York is still Oriole Country, to be sure, but the Birds' ugly string of losing seasons _ now at 14 straight _ has left the door open for the bandwagon jumpers to hop on board with another regional
The Phillies filled that void with nine straight winning seasons, five straight National League East titles, two World Series appearances and one World Series championship.
Suddenly, however, the Phillies appear quite vulnerable.
That may seem strange to say about a team that won 102 games last season and features the best starting pitching staff in baseball, but the folks who follow the team closely just can't shake the feeling.
And it's not just because the Phils are off to a 1-3 start and are struggling mightily to score runs.
The sense of dread actually started when first baseman Ryan Howard collapsed in a heap while making the final out in the Phils' season-ending playoff loss to the Cardinals last October. It soon became apparent that his Achilles tendon injury would force him to miss a sizeable chunk of the 2012 season.
Yes, even before the injury, Howard's numbers had been on the decline, but he was still a dependable 30-homer, 110-RBI anchor in the middle of the team's lineup. That kind of production isn't easy to replace.
Then came the news in the spring that second baseman Chase Utley was battling a pair of seriously bad knees. It's uncertain when he'll return and there's talk that his career may be in jeopardy.
Like Howard, Utley's numbers have been slipping for several years. Even if he does return to the lineup, it's apparent that Utley will never again be the MVP-caliber player who once was the engine that made the Phillies' offense go.
The loss of Howard and Utley has helped transform a vaunted Phillies lineup that was once the best in the National League into one that scares absolutely no one. The fact that they've scored just eight runs in four games comes as little surprise. This team will struggle to score all season, even if/when Howard and Utley return.
Hunter Pence, Shane Victorino, Jimmy Rollins and Placido Polanco are nice complementary players, but they shouldn't serve as the centerpiece of any lineup.
Yes, starters Roy Halladay, Cliff Lee and Cole Hamels form the best "big three" in the majors, and Vance Worley looks solid at No. 4, but how many 1-0, 2-1, 3-2 games can they win?

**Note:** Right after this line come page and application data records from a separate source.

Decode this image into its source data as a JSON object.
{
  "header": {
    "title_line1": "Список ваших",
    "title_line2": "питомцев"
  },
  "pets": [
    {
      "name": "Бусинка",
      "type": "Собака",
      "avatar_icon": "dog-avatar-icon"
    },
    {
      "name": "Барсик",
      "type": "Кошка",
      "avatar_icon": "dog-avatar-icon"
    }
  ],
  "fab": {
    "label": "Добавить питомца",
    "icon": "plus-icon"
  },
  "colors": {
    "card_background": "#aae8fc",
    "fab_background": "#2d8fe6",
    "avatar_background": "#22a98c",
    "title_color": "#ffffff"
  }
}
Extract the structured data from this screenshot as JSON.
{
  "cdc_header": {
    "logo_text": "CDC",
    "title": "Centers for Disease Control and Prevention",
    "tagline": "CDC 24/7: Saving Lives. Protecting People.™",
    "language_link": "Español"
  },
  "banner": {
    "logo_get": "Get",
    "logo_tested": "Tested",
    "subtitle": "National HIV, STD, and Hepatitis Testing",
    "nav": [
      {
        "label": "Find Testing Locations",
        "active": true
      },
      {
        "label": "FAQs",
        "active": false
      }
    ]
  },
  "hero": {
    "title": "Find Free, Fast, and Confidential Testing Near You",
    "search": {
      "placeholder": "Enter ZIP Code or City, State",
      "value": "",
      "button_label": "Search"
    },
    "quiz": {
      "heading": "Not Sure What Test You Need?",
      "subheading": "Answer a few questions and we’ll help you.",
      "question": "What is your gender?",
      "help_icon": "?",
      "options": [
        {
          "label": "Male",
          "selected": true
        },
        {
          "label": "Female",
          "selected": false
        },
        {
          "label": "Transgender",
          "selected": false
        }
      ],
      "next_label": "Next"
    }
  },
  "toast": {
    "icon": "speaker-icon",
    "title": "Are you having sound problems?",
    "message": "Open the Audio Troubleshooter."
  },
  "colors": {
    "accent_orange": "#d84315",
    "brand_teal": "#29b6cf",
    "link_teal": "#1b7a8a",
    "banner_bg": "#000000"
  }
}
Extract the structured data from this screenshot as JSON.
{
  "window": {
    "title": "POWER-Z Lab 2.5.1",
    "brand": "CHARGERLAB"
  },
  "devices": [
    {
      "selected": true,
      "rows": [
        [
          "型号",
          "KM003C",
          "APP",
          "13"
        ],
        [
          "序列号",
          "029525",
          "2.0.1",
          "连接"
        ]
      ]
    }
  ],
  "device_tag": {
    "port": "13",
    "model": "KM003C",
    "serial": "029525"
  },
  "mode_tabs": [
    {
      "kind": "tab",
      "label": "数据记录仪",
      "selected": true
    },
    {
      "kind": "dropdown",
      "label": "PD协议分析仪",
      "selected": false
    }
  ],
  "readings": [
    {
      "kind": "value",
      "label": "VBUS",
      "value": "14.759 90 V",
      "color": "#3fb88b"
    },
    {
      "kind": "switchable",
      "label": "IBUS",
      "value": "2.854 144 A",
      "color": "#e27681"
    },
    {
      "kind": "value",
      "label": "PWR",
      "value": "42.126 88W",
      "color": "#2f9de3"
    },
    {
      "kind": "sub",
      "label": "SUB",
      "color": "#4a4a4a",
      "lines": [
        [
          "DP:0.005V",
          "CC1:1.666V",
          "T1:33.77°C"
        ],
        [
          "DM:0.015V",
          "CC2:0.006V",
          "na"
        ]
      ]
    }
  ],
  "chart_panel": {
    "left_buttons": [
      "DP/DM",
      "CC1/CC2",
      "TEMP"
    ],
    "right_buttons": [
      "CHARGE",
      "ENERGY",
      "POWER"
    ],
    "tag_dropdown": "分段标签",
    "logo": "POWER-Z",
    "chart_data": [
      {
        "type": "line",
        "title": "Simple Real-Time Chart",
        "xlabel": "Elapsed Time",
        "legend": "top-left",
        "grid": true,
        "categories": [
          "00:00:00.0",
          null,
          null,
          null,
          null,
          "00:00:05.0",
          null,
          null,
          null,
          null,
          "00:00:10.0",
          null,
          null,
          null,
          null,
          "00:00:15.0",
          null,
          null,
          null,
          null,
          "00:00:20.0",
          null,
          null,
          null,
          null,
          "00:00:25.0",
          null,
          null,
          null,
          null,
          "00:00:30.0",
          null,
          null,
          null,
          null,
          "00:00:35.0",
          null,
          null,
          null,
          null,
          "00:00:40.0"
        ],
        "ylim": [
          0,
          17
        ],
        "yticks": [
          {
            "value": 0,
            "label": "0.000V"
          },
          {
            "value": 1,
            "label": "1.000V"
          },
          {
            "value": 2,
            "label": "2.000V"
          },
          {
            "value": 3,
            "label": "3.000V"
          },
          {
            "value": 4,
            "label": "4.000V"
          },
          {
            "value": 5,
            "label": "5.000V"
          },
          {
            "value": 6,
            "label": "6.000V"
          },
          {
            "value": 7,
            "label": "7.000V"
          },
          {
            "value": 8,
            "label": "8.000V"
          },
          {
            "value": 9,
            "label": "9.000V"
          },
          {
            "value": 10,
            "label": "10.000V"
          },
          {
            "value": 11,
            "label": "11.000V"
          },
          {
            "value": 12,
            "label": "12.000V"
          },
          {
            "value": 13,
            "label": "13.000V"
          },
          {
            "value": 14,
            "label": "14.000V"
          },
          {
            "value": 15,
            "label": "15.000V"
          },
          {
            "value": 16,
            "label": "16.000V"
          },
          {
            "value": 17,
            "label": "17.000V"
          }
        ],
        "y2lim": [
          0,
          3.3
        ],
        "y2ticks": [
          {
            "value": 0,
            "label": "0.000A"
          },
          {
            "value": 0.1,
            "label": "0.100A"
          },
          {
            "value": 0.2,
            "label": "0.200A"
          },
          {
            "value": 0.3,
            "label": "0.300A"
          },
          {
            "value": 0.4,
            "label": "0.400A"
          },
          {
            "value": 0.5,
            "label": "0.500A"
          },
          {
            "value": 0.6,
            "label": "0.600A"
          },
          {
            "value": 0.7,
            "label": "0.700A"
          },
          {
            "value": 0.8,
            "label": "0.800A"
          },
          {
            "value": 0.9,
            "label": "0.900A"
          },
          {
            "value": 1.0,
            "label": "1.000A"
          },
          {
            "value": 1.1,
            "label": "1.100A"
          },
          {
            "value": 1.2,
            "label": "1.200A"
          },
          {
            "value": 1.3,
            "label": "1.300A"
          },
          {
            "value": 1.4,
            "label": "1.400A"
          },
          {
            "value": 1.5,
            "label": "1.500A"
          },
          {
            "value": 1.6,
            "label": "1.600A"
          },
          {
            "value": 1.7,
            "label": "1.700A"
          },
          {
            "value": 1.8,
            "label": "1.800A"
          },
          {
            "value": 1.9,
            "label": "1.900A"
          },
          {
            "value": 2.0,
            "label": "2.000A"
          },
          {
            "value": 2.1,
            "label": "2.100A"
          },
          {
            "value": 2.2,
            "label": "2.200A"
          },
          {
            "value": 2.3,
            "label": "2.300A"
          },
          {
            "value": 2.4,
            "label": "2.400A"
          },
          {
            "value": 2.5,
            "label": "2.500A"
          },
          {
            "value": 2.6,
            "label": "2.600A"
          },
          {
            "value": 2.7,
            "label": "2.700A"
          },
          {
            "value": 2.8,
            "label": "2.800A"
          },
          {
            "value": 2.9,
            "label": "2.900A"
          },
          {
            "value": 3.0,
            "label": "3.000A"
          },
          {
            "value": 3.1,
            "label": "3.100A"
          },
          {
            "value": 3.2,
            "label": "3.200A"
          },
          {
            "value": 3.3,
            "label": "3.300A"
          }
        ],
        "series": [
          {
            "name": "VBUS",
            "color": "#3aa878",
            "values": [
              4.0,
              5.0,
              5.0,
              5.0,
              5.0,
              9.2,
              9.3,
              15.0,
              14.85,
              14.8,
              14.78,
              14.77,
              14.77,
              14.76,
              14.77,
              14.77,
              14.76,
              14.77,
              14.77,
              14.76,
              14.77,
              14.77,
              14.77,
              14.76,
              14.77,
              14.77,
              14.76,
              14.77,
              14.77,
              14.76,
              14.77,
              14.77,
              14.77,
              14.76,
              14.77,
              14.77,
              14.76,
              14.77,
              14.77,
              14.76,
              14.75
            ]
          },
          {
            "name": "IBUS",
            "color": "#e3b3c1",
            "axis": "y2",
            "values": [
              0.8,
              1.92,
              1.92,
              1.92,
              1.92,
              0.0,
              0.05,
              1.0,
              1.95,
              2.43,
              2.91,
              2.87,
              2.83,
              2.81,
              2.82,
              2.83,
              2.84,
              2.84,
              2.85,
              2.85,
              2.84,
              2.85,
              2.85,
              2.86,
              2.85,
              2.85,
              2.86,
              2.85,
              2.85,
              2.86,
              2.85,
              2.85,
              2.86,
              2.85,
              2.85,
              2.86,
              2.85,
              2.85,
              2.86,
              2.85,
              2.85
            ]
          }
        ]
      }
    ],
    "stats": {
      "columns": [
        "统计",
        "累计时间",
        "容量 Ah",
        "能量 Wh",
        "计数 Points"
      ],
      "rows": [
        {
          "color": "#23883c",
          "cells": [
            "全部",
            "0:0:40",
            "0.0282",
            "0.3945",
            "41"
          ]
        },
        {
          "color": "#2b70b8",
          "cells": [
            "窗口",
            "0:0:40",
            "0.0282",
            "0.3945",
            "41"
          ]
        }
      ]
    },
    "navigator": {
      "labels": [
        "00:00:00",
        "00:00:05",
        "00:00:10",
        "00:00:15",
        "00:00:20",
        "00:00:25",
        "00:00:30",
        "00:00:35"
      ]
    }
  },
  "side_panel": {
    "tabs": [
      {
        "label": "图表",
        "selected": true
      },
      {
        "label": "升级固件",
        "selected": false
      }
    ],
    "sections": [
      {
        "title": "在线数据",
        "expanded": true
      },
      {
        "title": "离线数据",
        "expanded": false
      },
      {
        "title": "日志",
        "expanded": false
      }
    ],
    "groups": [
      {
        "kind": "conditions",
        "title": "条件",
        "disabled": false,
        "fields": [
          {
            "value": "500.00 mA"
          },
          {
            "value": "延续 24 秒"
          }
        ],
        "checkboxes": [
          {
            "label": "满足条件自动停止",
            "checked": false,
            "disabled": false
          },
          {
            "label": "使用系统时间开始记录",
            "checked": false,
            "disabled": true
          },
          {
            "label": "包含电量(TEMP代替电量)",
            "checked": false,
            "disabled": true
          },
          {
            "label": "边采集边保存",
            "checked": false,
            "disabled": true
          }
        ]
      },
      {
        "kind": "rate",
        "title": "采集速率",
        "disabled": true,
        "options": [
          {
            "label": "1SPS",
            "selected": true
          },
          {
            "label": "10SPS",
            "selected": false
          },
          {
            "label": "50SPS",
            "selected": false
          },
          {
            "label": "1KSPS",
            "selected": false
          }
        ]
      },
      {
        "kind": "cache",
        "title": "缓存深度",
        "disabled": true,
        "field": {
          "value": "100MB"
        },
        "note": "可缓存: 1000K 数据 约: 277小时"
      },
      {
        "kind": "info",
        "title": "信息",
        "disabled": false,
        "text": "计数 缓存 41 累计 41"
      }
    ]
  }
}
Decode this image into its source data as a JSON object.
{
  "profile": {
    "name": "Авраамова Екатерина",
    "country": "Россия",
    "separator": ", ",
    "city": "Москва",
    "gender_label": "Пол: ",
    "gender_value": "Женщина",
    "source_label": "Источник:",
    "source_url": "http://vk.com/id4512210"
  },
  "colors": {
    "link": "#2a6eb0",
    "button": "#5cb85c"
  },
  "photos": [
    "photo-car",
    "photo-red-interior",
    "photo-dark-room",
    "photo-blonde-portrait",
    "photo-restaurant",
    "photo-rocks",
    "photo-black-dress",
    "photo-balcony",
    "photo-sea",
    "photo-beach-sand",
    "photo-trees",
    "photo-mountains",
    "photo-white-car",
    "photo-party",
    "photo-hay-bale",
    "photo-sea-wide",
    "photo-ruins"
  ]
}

Even with the starters, however, there are questions. Halladay and Lee are both in their early-to-mid 30s and have tons of innings on their arms. They can't go on forever, can they?
Hamels, meanwhile, is in his prime, but will be a free agent in the offseason. If he sees the Phils as a team in decline, he may opt to head elsewhere for a huge new contract and a better chance to win.
Worley, while promising, still hasn't proven he can win consistently in the majors over an extended period.
The bullpen, beyond new closer Jonathan Papelbon, remains a huge question mark. The relievers have already struggled this spring to close out games.
Put it all together, and the Phillies look like a team that will struggle to make the playoffs. The NL East looks significantly stronger this season. The Nationals and Marlins are improved, young and hungry. The Braves nearly made the playoffs a season ago. And the Mets started the season 4-0. There are no pushovers in the division.
Of course, maybe this is all an over-reaction to a slow start. Maybe Howard and Utley will return and the stellar starting pitching will carry the Phillies to their sixth-straight division crown.
Just don't bet on it.
Steve Heiser is sports editor of The York Dispatch. He can be reached at firstname.lastname@example.org or at 854-1575, ext. 455.